Mary Connealy is known for her romantic comedies with cowboys. But in her own words, "Closer than Brothers" doesn't quite fit that mold. It's the story of how friendship stronger than that of brothers was forged in the next closest thing to hell: Andersonville Prison. The most notorious atrocity of the Civil War.
To quote the author:
"It's not very funny--not much to smile about in Andersonville. It's not a romance--the goings on between Callie and Seth don't add up to happily ever after . . . not for a while. But it's a glimpse at the fires that forged the characters in later books. And what happened that would make them come running when one of them was in trouble in Texas. And how their faith grows stronger as they fight for survival. Men who overcome the depths of human deprivation to live happily ever after."
As far as prequels go, this is one of the best. It sets up two connected trilogies: The Kincaid Brothers and Trouble in Texas. And, if I understand correctly, potentially a third . . . or at least, a hero who appears in a third. Right there, one prequel is going a long way.
As far as its inclusion in the Seekers' With This Kiss Historical Collection--well, it's considered a bonus story for a reason. As a romance, it stinks. But that's because those things take place later on in her novels; this story sets them up.
While no, it isn't as funny as her stories typically are, neither is it so heavy that it is painful to read. We get a good notion of just how bad things are in Andersonville without being overloaded with gory detail. Connealy's unmistakeable turn of phrase is ever present, along with her sarcastic humor--about the only kind left to these men.
It stands out because it isn't a romance. It stands out because it depicts one of America's worst atrocities. And it stands out because it's about finding hope, wonder, and God in a Godless place.
0.5: "Closer than Brothers: Surviving Andersonville" (prequel to Over the Edge)
1. Out of Control
2. In Too Deep
3. Over the Edge
Trouble in Texas
0.5: "Closer Than Brothers"
1. Swept Away
2. Fired Up
3. Stuck Together
"Runaway Bride" (follows both Kincaid Brides and Trouble in Texas; from the novella collection With This Ring?)
Other novellas in With This Kiss Historical Collection include:
"His Beloved Bride" by Ruth Logan Herne starts with a marriage of
convenience: Phillip needs a wife and child to come into his
inheritance, and Grace--newly widowed with a newborn--is in desperate
need of help.
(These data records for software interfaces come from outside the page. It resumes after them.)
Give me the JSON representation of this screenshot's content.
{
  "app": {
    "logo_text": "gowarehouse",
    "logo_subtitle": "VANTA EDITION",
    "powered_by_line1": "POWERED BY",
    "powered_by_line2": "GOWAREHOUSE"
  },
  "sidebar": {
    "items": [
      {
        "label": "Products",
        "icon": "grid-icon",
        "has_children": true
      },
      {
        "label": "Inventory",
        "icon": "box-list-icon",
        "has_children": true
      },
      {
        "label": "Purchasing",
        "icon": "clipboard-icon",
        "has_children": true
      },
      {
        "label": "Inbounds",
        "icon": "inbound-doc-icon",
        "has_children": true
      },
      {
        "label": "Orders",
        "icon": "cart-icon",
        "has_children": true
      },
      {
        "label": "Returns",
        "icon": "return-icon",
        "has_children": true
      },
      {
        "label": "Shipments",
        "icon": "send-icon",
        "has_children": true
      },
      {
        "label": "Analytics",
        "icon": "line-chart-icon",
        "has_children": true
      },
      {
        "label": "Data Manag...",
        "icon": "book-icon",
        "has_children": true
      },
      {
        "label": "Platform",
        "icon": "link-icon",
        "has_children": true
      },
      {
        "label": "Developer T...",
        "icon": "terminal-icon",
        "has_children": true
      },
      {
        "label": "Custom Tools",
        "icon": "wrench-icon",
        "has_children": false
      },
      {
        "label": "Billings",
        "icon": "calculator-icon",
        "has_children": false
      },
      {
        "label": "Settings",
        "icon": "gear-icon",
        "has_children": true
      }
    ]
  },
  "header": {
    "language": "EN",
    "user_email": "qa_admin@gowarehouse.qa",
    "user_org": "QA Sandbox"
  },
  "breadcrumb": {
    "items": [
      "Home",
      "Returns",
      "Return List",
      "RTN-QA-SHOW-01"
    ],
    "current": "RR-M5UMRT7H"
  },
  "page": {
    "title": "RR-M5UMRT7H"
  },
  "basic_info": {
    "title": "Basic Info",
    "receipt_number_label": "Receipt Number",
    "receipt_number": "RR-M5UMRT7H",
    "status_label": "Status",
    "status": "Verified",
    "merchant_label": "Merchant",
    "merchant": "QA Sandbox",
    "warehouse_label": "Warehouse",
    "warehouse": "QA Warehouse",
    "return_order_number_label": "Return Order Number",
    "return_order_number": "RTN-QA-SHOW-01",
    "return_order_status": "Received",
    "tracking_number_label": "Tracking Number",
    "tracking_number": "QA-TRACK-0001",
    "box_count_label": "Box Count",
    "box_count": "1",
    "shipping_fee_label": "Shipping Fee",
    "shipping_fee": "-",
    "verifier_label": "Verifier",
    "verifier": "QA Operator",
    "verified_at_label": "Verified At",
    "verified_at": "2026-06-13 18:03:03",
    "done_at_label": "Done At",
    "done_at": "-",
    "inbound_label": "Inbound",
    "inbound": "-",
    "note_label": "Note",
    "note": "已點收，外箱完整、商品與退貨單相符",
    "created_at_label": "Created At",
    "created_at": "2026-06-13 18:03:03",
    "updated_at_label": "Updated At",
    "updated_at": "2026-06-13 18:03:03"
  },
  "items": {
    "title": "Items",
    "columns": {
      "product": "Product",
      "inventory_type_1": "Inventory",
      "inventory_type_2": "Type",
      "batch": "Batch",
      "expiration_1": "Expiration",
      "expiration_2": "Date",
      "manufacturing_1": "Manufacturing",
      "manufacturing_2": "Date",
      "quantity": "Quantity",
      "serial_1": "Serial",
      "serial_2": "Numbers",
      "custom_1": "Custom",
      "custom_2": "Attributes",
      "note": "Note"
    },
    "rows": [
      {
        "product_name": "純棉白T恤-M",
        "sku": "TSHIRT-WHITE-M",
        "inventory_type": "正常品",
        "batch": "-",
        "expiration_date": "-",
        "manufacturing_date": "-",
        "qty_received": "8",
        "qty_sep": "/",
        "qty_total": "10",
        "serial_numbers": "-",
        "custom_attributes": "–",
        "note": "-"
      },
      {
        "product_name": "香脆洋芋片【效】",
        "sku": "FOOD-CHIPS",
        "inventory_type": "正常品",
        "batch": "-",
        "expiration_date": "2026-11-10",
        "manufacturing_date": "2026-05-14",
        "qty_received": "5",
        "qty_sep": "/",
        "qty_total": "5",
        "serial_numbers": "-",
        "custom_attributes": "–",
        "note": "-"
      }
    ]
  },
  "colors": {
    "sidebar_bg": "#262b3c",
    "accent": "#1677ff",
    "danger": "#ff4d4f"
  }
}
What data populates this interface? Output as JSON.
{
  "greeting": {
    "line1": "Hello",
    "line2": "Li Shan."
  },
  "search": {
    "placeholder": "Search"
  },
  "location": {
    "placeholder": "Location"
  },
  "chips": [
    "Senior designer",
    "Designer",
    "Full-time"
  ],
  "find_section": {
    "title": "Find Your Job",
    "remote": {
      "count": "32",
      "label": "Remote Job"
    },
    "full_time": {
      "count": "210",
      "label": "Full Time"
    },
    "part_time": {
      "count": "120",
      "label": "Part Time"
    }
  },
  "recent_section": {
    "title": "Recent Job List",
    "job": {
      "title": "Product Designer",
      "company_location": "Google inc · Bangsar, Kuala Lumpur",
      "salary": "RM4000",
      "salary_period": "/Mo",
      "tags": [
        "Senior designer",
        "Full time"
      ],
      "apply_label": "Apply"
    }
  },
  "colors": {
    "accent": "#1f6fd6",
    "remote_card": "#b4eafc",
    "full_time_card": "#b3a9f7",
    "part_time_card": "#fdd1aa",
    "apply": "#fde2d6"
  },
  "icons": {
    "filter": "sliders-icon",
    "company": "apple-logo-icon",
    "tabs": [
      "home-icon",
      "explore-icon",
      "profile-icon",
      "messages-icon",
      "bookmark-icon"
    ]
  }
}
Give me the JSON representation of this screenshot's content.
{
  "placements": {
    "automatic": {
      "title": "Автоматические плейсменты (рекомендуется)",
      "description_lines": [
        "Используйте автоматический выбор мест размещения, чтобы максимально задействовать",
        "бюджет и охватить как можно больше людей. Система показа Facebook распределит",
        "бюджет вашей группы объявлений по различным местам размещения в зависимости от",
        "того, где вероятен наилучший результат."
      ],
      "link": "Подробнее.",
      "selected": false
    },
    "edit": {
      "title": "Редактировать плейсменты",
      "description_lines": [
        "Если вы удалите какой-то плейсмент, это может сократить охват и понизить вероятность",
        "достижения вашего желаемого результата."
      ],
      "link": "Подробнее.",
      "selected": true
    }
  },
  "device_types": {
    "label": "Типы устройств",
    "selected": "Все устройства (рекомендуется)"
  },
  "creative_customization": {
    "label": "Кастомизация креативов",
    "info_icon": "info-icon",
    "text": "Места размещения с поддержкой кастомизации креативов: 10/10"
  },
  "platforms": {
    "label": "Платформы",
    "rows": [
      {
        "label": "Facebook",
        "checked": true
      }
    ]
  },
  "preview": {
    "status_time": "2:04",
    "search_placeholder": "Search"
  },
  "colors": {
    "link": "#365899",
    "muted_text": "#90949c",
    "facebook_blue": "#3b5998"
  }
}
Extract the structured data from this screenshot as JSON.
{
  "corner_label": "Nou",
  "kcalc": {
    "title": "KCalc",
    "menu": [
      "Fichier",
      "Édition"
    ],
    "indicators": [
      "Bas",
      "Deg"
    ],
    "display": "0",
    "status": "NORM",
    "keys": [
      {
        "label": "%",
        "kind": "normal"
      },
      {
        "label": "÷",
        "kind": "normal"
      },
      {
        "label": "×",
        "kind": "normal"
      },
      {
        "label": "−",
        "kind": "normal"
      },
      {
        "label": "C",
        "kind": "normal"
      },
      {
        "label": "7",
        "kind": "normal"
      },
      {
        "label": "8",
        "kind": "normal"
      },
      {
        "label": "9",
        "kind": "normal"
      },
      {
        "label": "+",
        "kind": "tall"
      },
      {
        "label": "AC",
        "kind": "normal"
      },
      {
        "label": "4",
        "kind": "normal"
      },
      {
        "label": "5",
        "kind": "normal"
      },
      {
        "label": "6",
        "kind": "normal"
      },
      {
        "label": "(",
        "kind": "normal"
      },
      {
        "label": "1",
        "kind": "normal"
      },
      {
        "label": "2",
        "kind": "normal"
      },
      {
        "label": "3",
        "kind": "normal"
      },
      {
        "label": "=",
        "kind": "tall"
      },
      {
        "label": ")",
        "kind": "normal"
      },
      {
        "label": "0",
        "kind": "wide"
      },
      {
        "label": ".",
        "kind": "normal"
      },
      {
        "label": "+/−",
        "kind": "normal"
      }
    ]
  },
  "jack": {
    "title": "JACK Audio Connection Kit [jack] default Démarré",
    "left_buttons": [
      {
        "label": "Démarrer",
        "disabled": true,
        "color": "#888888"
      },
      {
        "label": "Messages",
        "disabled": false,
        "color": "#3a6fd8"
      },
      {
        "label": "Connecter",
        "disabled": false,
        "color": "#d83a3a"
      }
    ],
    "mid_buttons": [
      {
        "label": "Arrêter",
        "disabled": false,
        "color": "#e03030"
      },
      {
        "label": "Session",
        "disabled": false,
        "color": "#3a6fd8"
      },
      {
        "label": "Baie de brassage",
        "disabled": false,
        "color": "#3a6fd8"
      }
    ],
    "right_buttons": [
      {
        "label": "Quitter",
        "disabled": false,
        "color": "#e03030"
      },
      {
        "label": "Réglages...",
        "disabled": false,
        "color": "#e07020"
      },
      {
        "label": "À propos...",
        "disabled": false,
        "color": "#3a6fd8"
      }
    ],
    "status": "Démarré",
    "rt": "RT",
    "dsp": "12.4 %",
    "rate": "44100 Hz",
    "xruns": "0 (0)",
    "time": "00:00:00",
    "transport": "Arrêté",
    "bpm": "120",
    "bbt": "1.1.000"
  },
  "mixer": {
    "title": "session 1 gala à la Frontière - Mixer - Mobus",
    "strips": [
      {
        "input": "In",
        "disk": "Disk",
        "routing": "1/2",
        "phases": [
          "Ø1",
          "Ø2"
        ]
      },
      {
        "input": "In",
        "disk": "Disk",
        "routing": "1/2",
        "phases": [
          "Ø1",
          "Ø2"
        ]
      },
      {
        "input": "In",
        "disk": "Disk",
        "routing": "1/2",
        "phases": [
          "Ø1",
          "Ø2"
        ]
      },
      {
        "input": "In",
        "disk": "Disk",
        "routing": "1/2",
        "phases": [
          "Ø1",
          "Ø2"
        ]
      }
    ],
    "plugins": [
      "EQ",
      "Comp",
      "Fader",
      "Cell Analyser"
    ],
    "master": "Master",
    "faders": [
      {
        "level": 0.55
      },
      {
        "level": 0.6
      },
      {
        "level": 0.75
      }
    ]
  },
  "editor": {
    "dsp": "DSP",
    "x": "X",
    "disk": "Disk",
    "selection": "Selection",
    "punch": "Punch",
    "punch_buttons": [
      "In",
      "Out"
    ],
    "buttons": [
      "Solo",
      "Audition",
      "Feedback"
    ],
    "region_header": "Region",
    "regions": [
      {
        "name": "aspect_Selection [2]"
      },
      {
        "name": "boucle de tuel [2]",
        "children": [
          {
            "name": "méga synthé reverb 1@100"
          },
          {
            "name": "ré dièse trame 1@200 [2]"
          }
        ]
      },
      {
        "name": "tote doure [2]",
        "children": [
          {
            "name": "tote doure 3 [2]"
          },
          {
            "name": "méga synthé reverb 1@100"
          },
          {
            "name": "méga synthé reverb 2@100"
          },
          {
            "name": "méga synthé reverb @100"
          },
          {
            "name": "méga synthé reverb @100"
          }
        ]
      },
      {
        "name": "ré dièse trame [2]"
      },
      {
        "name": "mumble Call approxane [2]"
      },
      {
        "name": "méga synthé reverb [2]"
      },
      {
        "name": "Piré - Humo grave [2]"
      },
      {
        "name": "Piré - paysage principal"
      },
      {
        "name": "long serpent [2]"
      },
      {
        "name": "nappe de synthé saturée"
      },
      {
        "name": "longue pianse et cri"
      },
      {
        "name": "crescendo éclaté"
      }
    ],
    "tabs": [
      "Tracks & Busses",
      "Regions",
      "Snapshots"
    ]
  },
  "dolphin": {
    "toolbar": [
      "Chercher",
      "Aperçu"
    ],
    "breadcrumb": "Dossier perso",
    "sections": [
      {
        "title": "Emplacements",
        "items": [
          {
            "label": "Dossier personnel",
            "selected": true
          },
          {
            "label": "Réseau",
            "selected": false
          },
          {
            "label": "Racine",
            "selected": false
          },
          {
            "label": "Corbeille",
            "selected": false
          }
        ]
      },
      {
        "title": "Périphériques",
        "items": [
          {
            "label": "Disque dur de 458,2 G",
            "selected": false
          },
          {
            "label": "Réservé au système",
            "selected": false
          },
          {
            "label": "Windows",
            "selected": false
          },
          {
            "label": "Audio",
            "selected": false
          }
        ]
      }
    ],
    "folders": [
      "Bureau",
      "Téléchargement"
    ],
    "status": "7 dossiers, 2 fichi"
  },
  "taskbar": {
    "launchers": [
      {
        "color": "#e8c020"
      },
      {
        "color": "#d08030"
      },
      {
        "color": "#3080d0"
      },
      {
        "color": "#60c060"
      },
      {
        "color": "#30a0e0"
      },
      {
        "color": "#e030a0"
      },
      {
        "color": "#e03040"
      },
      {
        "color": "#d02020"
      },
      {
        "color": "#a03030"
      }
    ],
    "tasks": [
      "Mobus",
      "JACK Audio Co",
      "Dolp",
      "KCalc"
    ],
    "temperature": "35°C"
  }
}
But can a marriage of convenience survive?
Hillman's "Meeting in the Middle" connects to neighbors who can't make
it on their own: Alaina, whose father just died, and widower Curt, who
is trying to watch two small girls and run a farm. They strike a bargain
to help each other get the cotton in, but maybe they need to meet in
the middle to make it work.
In "The Innkeeper's
Promise" by Cara Lynn Jones, Dane returns to his deceased uncle's inn,
only to discover his uncle's widow and stepdaughter have run it to the
ground. Lydia is fighting to keep the inn, even with its financial mess,
while Dane wants to sell; who will win the battle?
Julie Lessman's "Grace Like Rain" returns to her Heart of San Francisco series to follow up with Blake "the Rake" McClare as he discovers that one specific God-fearing woman might be worth infinitely more than all the floozies, society belles, and others combined that he has spent his life pursuing.